Two weeks after I first called for some evidence on the effectiveness of Broader, Bolder, I finally received a (sort-of) response from Big-Labor Fat-Cat Leo Casey.
Leo must have had a few of his underlings poring over the ERIC databases non-stop finding the requested evidence. Here is Leo's evidence. I am leaving in all the internal citations and footnotes.
Classroom teachers recognize immediately the educational value of providing a comprehensive array of services to students living in poverty. They have seen the effects of undiagnosed and untreated eye problems on a student’s ability to learn how to read, and of untreated ear infections on a student’s ability to hear what is being said in the classroom. They know that the lack of proper medical care heightens the severity of childhood illnesses and makes them last longer, leading to more absences from school for students who need every day of school they can get. They have seen asthma reach epidemic proportions among students living in poverty, and they know that the lack of preventive and prophylactic medical care leads to more frequent attacks of a more severe nature, and more absences from school. They understand that screening for lead poisoning happens least among children in poverty, even though their living conditions make them the most likely victims, with all of the negative effects on cognitive functions. They know that the stresses of life in poverty make mental health and social work services for students and their families all that more important, and yet they are least likely to receive them. They see how the transience that marks poverty disrupts the education of students again and again, as the families of students are constantly on the move. In short, teachers know that the students living in poverty lack the health and social services routinely available to middle class and upper class students, despite the fact that they need them even more. And they know that the absence of these services has a detrimental impact on the education, as well as the general well-being, of students living in poverty.
I emphasized Leo's evidentiary citations since they do not conform to the generally accepted norm. Leo's logic goes something like this: Leo knows best because Leo knows best. The circularity of this argument is surpassed only by its arrogance.
There is, of course, little actual research backing up Leo's claims. This is fortunate for Leo since in the few instances where there is research, it proves Leo wrong. Let's take a look at one of those claims.
They have seen asthma reach epidemic proportions among students living in poverty, and they know that the lack of preventive and prophylactic medical care leads to more frequent attacks of a more severe nature, and more absences from school.
As luck would have it, we actually have legitimate research on the efficacy of an asthma intervention. Here are the results.
- An asthma self-management program incorporating health education and parental involvement increased academic grades for low-income minority children but not standardized test scores. (Evans et al.)
- A subsequent study of the asthma self-management program was expanded to include health education for asthmatic children and their classmates, orientation for school principals and counselors, briefings for school custodians, school fairs including caretakers, and communication with clinicians demonstrated higher grades for science but not math or reading and fewer absences attributed to asthma as reported by parents but not fewer school-recorded absences. (Clark et al.)

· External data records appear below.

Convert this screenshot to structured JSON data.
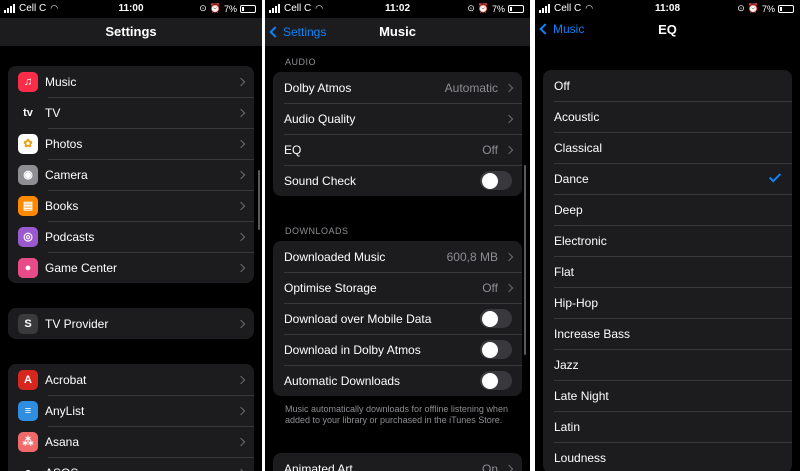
{
  "colors": {
    "background": "#000000",
    "cell": "#1c1c1e",
    "accent": "#0a84ff",
    "secondary_text": "#8e8e93"
  },
  "panel1": {
    "status": {
      "carrier": "Cell C",
      "time": "11:00",
      "battery": "7%"
    },
    "nav_title": "Settings",
    "group1": [
      {
        "label": "Music",
        "icon": "music-icon",
        "color": "#fa2d48",
        "glyph": "♫"
      },
      {
        "label": "TV",
        "icon": "apple-tv-icon",
        "color": "#1c1c1e",
        "glyph": "tv"
      },
      {
        "label": "Photos",
        "icon": "photos-icon",
        "color": "#ffffff",
        "glyph": "✿"
      },
      {
        "label": "Camera",
        "icon": "camera-icon",
        "color": "#8e8e93",
        "glyph": "◉"
      },
      {
        "label": "Books",
        "icon": "books-icon",
        "color": "#ff8a00",
        "glyph": "▤"
      },
      {
        "label": "Podcasts",
        "icon": "podcasts-icon",
        "color": "#9b59d0",
        "glyph": "◎"
      },
      {
        "label": "Game Center",
        "icon": "game-center-icon",
        "color": "#e84c88",
        "glyph": "●"
      }
    ],
    "group2": [
      {
        "label": "TV Provider",
        "icon": "tv-provider-icon",
        "color": "#3a3a3c",
        "glyph": "S"
      }
    ],
    "group3": [
      {
        "label": "Acrobat",
        "icon": "acrobat-icon",
        "color": "#d7261e",
        "glyph": "A"
      },
      {
        "label": "AnyList",
        "icon": "anylist-icon",
        "color": "#2f8ee0",
        "glyph": "≡"
      },
      {
        "label": "Asana",
        "icon": "asana-icon",
        "color": "#f06a6a",
        "glyph": "⁂"
      },
      {
        "label": "ASOS",
        "icon": "asos-icon",
        "color": "#1c1c1e",
        "glyph": "a"
      }
    ]
  },
  "panel2": {
    "status": {
      "carrier": "Cell C",
      "time": "11:02",
      "battery": "7%"
    },
    "back_label": "Settings",
    "nav_title": "Music",
    "audio_header": "AUDIO",
    "audio_rows": [
      {
        "label": "Dolby Atmos",
        "value": "Automatic",
        "kind": "chevron"
      },
      {
        "label": "Audio Quality",
        "value": "",
        "kind": "chevron"
      },
      {
        "label": "EQ",
        "value": "Off",
        "kind": "chevron"
      },
      {
        "label": "Sound Check",
        "value": "",
        "kind": "toggle",
        "on": false
      }
    ],
    "downloads_header": "DOWNLOADS",
    "download_rows": [
      {
        "label": "Downloaded Music",
        "value": "600,8 MB",
        "kind": "chevron"
      },
      {
        "label": "Optimise Storage",
        "value": "Off",
        "kind": "chevron"
      },
      {
        "label": "Download over Mobile Data",
        "value": "",
        "kind": "toggle",
        "on": false
      },
      {
        "label": "Download in Dolby Atmos",
        "value": "",
        "kind": "toggle",
        "on": false
      },
      {
        "label": "Automatic Downloads",
        "value": "",
        "kind": "toggle",
        "on": false
      }
    ],
    "downloads_footer": "Music automatically downloads for offline listening when added to your library or purchased in the iTunes Store.",
    "bottom_rows": [
      {
        "label": "Animated Art",
        "value": "On",
        "kind": "chevron"
      }
    ]
  },
  "panel3": {
    "status": {
      "carrier": "Cell C",
      "time": "11:08",
      "battery": "7%"
    },
    "back_label": "Music",
    "nav_title": "EQ",
    "selected": "Dance",
    "options": [
      "Off",
      "Acoustic",
      "Classical",
      "Dance",
      "Deep",
      "Electronic",
      "Flat",
      "Hip-Hop",
      "Increase Bass",
      "Jazz",
      "Late Night",
      "Latin",
      "Loudness"
    ]
  }
}
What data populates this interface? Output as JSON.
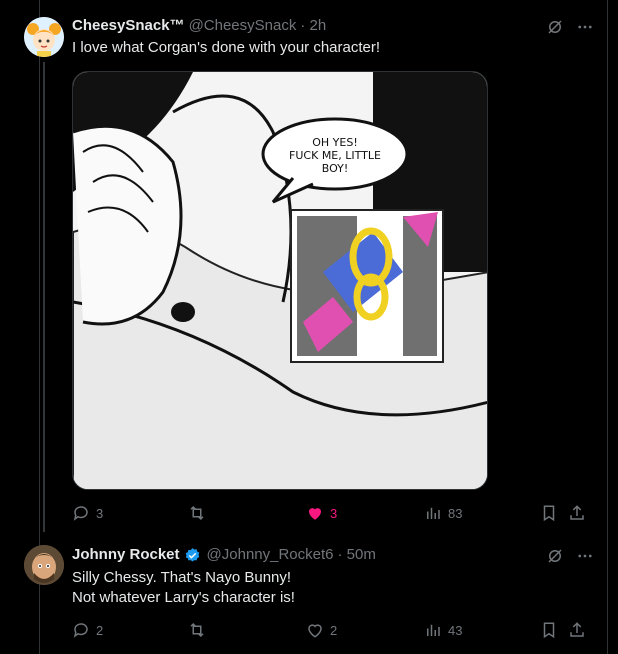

Notice how the subjective measures (teachers' grades and parental reporting of grades) conflict with the objective measures (standardized test results and school-recorded absences).
Apparently, this isn't the sort of evidence that Leo is looking for. Leo isn't looking for any evidence:
Disingenuous calls for “evidence” that community schools work require a willful myopia on the effect on life in poverty on education — a blindness made possible by a complete unfamiliarity with the real world of the classroom.
If you ask Leo to provide support for his (expensive) opinions, you're being disingenuous. If you don't trust Leo that community schools work, you're being willfully myopic to poverty's effects on education. Of course, based on Leo's educational track record, if you're still foolish enough to be taking Leo at his word at this point, you'd have to be priapic.
I'll take disingenuous and myopic over priapic any day. I'm sufficiently hyperopic to know better than to take Leo at his word. Especially when that word calls for yet another bromide that gives more money and power to Leo.